Tuesday, October 6, 2015

Soondubu Chigae (Korean Tofu Soup)

So...I found my dream Soondubu Chigae recipe. If you haven't tasted this before, it's Korean tofu soup and it's amazing. I've tried making this dish a couple times in the past, and it never tasted quite right. But this time, I got it spot on and it brings me back to my high school days hanging out in KTown LA.

The key to this recipe is to make a chili-garlic sauce of sorts (gochu yangnyum). It looks an awful lot like gochujang, which is another Korean chili paste that is easily available premade and looks quite similar. However, gochu yangnyum tastes a lot lighter and will give you the flavor that you're looking for so do not take a shortcut and substitute with gochujang. The recipe for gochu yangnyum is enough for 3-4 batches of this soup so it's super easy once to make again once you get the first part down. I found the recipe here but made a few substitutions so I figured that I'd share my version.

You can get all of the ingredients at your local Korean grocer (Arirang has everything if you're in Columbus). I've listed the Korean names of all the items that aren't available at your average grocery store, so you can google image them so that you know what to look for in advance.

Adapted from Kimchimari

  • 2 Tbsp + 1 tsp of Korean red chili powder (gochugaru)
  • 1 Tbsp soy sauce
  • 1 Tbsp minced garlic OR 1 tsp garlic powder
  • 1/2 tsp sugar OR honey
  • 1 tsp oyster sauce
  • 1/4 tsp salt 
  • 1 Tbsp white cooking wine (mirin, sake, michi, or sherry)
  • Pinch of black pepper
  • 2 Tbsp vegetable oil

  1. In a small bowl, mix together all ingredients EXCEPT for the vegetable oil.
  2. Heat vegetable oil in a small saucepan over medium heat. Add mixture above to the pan and stir constantly while it cooks for 3-4 minutes (don't let it burn!). Remove from heat.
  3. Proceed to making soup, and store the remainder of the sauce in an airtight container in the fridge. This recipe makes about 3 Tbsp and it should keep well for several weeks.

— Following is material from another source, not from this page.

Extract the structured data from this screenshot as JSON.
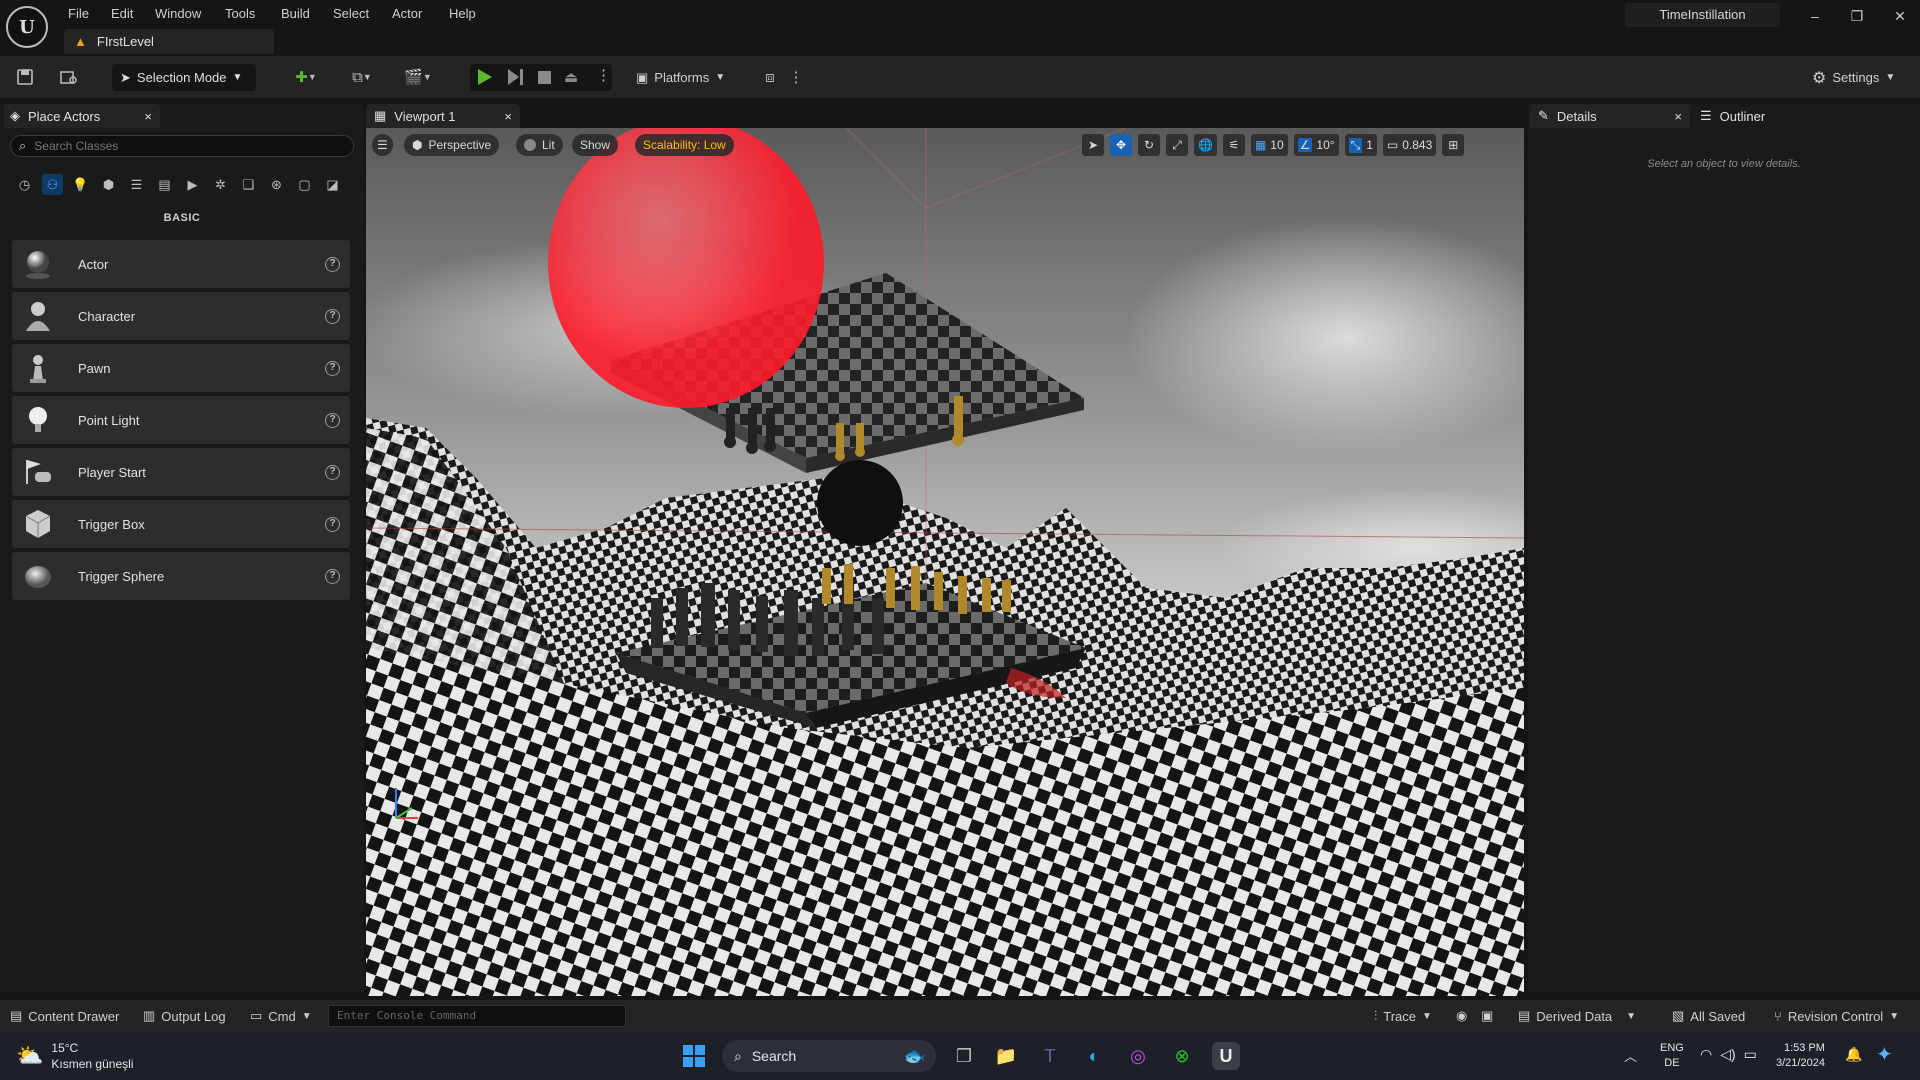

  • 1 pack (11 oz) of extra soft silken tofu (soondubu) - regular soft tofu will not do! Need the extra soft...
  • 1/2 to 1 cup broth (chicken or fish broth, or water + boullion)
  • 1 Tbsp gochu yangnyum (prepared sauce above)
  • 1 tsp soy sauce
  • 1 tsp fish sauce
  • 1/2 tsp minced fermented shrimp (saewoojeot) - optional
  • 1/2 to 1 cup of veg/protein of choice, cut into small pieces (I used enoki mushrooms, bok choi, zucchini, and seafood mix)
  • Salt to taste
  • 1 Tbsp chopped green onions - optional
  • 1 egg

* Note: use the smallest saucepan that you own. Ideally you should make this in a tiny clay pot, but it's not the end of the world if you don't have one.
  1. Open the extra soft tofu and add it to your pot. Add just enough broth to cover the tofu. 
  2. Turn the heat on medium to start cooking your soup, then switch to low heat so that's it's constantly simmering/bubbling but not at a rolling boil. While it's heating up, stir in gochu yangnyum, soy sauce, fish sauce, and optional fermented shrimp. 
  3. Add your veg/protein, and let simmer for 5-7 minutes or until just thoroughly cooked. Add salt to taste and optional green onions.
  4. Add egg and simmer for an additional minute, then remove from heat and serve. You can break up the egg so that it cooks completely, or leave it whole but you may need to cook it for a little longer unless you're using a clay pot or enameled cast iron that retains heat well.
This weekend I'm planning to make this again, except I'll be going all out with fancy shrimp and thinly sliced ribeye. I'll be serving it with ddukbokki (spicy rice cakes) and kimchijeon (kimchi pancakes), and I'm already giddy with excitement just thinking about the food :D


  1. Once again, you've got me absolutely DROOOOOOOOOOOOOOLING over here in Springfield!!! This recipe really doesn't look too hard at all (once you find all the yummy ingredients!!). I'm wondering if I can find them in our mini K-Town over here in Fairborn.... Mmmmmmmmmmmm!!!

    1. You should be able to, they're all relatively common ingredients in Korean cooking! :D thanks for stopping by